» What is needed: Please return every line below that contains the string "value".

>>>

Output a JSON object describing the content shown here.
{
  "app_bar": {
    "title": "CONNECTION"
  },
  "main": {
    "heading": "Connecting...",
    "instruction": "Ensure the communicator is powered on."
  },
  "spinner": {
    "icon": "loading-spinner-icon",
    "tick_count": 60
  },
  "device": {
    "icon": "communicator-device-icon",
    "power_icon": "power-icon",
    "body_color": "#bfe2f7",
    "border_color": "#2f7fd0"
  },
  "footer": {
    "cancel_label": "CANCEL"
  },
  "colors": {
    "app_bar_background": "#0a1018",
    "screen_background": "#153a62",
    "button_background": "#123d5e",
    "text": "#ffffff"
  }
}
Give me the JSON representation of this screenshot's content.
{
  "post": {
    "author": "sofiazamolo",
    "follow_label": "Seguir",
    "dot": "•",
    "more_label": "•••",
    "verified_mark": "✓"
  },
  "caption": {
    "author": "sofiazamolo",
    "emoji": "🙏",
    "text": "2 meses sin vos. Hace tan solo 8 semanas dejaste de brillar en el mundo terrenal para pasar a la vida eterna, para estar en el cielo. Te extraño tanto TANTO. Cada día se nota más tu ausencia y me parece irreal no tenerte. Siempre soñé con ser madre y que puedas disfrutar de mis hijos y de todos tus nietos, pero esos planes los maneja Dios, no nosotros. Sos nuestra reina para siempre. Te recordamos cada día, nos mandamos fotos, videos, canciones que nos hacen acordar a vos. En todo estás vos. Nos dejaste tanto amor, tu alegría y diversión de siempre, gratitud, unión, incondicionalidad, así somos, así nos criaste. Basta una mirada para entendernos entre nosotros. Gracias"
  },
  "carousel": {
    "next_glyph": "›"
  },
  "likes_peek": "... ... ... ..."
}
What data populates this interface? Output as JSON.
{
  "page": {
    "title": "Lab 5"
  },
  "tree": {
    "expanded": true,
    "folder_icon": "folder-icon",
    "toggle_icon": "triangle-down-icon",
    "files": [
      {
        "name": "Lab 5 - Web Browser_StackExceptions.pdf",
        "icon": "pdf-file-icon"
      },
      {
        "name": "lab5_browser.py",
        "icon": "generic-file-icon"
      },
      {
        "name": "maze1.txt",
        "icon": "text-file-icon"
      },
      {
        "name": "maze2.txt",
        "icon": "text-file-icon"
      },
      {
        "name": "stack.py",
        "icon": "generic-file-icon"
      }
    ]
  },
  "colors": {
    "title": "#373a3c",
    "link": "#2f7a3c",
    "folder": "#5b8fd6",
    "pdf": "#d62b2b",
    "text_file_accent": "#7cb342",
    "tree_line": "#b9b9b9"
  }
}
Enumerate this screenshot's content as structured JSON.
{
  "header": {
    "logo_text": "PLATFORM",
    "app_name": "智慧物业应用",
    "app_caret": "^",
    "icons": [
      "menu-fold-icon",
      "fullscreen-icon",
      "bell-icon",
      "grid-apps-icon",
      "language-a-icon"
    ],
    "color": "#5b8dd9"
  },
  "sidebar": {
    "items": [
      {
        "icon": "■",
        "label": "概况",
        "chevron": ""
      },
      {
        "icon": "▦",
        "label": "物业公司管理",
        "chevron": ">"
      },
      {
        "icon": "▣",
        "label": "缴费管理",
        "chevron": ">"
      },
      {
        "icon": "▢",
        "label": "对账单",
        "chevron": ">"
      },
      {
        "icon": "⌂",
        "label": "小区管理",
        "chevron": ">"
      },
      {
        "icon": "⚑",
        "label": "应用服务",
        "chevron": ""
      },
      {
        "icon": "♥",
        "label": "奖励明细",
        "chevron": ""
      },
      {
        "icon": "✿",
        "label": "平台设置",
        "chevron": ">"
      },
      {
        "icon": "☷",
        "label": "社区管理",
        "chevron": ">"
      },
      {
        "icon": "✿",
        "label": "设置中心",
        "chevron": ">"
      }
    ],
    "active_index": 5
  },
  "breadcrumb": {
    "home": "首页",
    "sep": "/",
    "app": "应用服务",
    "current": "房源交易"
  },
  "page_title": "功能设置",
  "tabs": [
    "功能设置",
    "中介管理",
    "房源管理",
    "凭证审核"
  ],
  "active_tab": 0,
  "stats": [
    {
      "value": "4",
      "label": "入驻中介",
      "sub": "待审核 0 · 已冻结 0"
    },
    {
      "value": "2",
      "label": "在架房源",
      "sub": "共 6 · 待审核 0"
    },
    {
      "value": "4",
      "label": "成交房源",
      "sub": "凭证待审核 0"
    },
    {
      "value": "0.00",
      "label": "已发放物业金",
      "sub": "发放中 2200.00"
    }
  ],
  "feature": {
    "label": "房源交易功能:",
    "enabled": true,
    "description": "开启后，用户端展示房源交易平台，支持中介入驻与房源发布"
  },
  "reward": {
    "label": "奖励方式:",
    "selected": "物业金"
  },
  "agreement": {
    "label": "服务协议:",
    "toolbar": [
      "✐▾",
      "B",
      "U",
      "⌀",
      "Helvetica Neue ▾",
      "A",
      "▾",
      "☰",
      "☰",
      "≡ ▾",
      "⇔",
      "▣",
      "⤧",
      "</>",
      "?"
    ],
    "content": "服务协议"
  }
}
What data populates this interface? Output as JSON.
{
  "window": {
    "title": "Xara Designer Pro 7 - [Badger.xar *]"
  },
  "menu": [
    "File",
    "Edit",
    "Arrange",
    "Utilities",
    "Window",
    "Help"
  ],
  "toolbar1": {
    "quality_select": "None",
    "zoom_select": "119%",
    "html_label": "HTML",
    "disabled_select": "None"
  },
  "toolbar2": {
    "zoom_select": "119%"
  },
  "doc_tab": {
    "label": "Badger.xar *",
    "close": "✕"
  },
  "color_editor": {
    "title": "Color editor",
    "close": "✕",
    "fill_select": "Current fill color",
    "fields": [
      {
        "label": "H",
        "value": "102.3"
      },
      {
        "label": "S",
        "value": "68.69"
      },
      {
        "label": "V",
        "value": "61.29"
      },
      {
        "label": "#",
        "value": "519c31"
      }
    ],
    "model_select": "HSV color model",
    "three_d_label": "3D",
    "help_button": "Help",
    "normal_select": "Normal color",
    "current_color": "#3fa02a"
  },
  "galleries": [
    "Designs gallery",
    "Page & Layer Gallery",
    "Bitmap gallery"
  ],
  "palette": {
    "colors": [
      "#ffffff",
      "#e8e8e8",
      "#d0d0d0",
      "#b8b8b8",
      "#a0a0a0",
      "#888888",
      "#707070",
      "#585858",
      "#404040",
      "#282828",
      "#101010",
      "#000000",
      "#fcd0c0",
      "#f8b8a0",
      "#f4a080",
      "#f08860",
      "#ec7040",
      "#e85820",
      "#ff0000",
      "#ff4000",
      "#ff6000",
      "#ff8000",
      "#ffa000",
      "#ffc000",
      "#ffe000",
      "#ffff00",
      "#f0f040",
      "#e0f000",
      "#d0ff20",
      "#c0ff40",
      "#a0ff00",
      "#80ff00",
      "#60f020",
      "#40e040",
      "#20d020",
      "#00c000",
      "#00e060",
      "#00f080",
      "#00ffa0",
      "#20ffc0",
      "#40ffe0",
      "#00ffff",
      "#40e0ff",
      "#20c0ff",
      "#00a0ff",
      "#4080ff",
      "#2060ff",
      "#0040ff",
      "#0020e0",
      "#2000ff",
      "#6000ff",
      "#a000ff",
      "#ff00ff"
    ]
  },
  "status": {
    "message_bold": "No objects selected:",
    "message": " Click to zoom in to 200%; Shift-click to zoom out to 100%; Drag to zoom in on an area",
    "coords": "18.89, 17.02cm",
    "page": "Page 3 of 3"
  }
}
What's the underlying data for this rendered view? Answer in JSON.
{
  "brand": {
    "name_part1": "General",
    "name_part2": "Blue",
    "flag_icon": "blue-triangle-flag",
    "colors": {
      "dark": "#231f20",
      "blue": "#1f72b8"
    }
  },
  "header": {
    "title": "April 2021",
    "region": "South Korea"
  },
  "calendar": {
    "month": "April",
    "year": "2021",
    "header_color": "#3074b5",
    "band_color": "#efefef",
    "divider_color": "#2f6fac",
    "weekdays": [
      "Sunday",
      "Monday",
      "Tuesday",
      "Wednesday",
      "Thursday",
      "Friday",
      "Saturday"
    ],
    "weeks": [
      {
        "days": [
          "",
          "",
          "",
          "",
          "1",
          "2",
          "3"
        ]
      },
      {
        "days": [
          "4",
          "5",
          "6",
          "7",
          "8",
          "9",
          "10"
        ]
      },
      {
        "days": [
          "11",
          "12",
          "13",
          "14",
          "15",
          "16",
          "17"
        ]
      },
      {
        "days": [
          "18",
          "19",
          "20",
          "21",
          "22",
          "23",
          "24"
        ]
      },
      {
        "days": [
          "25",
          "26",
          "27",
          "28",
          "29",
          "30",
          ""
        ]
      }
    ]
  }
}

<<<

» Response below:
      "value": "4",
      "value": "2",
      "value": "4",
      "value": "0.00",
        "value": "102.3"
        "value": "68.69"
        "value": "61.29"
        "value": "519c31"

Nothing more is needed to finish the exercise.